Although the legends of Arthur have been popular throughout Europe from the Middle Ages onwards, the earliest references to Arthur are to be found in Welsh literature, starting with the Welsh-Latin Historia Brittonum dating from the ninth century. By the twelfth century, Arthur was a renowned figure wherever Welsh and her sister languages were spoken. Padel now provides an overall survey of medieval Welsh literary references to Arthur and emphasizes the importance of understanding the character and purpose of the texts in which allusions to Arthur occur.

Texts from different genres are considered together, and shed new light on the use that different authors make of the multifaceted figure of Arthur — from the folk legend associated with magic and animals to the literary hero, soldier and defender of country and faith. Other figures associated with Arthur, such as Cai, Bedwyr and Gwenhwyfar, are also discussed here. Read more Read less.

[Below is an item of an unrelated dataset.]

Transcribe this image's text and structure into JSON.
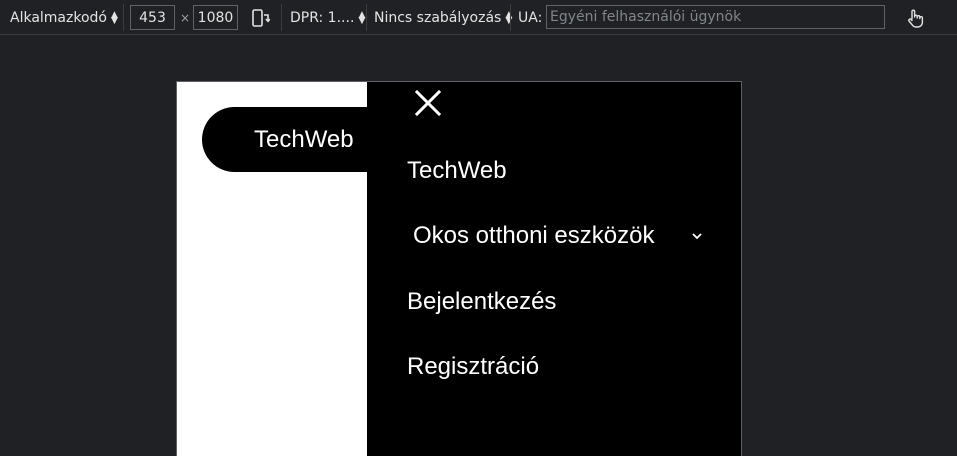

Review ‘Although the title indicates that this is a book on Arthurian literature, any book on Arthur will have something to interest folklorists.

This one, unlike so much which is published on this famous hero, is an excellent survey-cum-study, written with authority and assurance.

The Welsh Bible of 1588: A Basis for Modern Welsh Literature